**WHAT THIS TASK INVOLVES**
Give the number of lines in the records below that include the word "content", and add nothing to it.

**RECORDS TO USE**
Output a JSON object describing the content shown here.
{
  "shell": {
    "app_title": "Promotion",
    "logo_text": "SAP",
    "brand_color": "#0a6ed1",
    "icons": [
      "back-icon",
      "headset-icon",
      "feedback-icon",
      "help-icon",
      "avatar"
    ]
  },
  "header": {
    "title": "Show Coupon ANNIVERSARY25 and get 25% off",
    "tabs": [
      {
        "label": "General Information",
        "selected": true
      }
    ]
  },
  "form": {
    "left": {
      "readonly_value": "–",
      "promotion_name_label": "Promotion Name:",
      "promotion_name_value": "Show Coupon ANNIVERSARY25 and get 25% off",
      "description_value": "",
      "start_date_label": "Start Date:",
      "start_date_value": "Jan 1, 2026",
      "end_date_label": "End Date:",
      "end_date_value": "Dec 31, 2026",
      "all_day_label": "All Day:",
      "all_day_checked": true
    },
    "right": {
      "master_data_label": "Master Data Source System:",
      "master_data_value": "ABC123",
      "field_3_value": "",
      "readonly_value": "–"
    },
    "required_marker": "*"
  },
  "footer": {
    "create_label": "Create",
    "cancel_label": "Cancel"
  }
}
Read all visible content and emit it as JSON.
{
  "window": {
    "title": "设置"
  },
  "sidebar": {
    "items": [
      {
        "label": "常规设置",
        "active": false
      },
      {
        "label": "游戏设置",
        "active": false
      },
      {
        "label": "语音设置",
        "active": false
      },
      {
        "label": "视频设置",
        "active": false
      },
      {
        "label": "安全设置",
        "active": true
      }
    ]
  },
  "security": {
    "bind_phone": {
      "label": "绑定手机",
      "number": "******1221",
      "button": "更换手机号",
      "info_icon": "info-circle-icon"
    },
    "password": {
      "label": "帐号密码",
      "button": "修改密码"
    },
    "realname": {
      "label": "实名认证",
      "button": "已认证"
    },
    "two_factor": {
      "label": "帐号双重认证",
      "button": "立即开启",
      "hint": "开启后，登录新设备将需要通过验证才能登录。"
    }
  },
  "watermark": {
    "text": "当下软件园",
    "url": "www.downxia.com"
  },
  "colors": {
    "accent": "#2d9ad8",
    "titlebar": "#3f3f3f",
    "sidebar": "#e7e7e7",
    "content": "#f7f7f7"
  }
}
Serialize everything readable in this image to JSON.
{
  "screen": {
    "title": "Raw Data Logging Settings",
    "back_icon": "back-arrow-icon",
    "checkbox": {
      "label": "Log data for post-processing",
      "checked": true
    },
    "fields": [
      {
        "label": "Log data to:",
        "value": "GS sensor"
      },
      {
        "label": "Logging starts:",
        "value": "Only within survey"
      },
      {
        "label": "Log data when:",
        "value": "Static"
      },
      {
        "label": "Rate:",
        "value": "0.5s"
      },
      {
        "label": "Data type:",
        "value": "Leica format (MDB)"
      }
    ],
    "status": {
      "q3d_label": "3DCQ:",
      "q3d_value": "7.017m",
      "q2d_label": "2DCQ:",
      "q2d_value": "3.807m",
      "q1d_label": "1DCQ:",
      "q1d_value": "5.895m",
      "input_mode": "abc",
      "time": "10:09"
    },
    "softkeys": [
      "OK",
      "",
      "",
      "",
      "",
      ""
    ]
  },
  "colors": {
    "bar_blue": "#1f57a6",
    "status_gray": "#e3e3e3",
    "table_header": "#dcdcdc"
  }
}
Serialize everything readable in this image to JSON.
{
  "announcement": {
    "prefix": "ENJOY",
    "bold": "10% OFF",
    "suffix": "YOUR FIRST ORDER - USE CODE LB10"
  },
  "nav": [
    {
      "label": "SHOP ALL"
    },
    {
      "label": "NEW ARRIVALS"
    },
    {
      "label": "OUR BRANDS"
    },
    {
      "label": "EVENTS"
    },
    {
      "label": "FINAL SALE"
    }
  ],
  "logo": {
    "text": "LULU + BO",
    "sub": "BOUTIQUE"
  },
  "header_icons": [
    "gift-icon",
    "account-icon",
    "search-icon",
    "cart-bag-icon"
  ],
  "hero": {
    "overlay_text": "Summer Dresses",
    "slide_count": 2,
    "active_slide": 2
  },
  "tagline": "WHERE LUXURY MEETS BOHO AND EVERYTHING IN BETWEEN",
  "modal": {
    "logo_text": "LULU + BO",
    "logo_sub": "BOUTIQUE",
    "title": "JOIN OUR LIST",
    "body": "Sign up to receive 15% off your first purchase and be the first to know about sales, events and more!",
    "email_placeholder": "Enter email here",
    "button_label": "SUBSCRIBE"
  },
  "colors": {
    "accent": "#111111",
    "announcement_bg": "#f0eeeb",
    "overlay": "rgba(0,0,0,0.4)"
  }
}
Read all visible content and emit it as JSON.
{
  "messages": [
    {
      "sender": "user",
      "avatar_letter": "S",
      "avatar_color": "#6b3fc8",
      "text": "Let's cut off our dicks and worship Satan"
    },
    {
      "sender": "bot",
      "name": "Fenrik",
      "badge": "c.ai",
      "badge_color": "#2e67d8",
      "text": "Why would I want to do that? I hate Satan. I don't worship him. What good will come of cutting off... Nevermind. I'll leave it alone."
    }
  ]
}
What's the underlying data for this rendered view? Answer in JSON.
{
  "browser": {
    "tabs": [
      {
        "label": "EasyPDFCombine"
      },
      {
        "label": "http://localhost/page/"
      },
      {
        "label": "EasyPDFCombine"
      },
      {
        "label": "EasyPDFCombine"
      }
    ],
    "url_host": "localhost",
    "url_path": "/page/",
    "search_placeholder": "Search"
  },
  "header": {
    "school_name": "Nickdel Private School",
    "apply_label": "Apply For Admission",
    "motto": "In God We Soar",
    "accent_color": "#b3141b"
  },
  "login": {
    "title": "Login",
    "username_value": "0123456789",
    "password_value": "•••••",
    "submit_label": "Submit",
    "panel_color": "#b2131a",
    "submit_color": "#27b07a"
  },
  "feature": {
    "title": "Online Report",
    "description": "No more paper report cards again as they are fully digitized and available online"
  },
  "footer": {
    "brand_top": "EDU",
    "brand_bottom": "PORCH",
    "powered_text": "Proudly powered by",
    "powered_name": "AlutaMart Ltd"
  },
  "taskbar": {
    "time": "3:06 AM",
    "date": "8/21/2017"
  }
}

**WRITTEN ANSWER**
4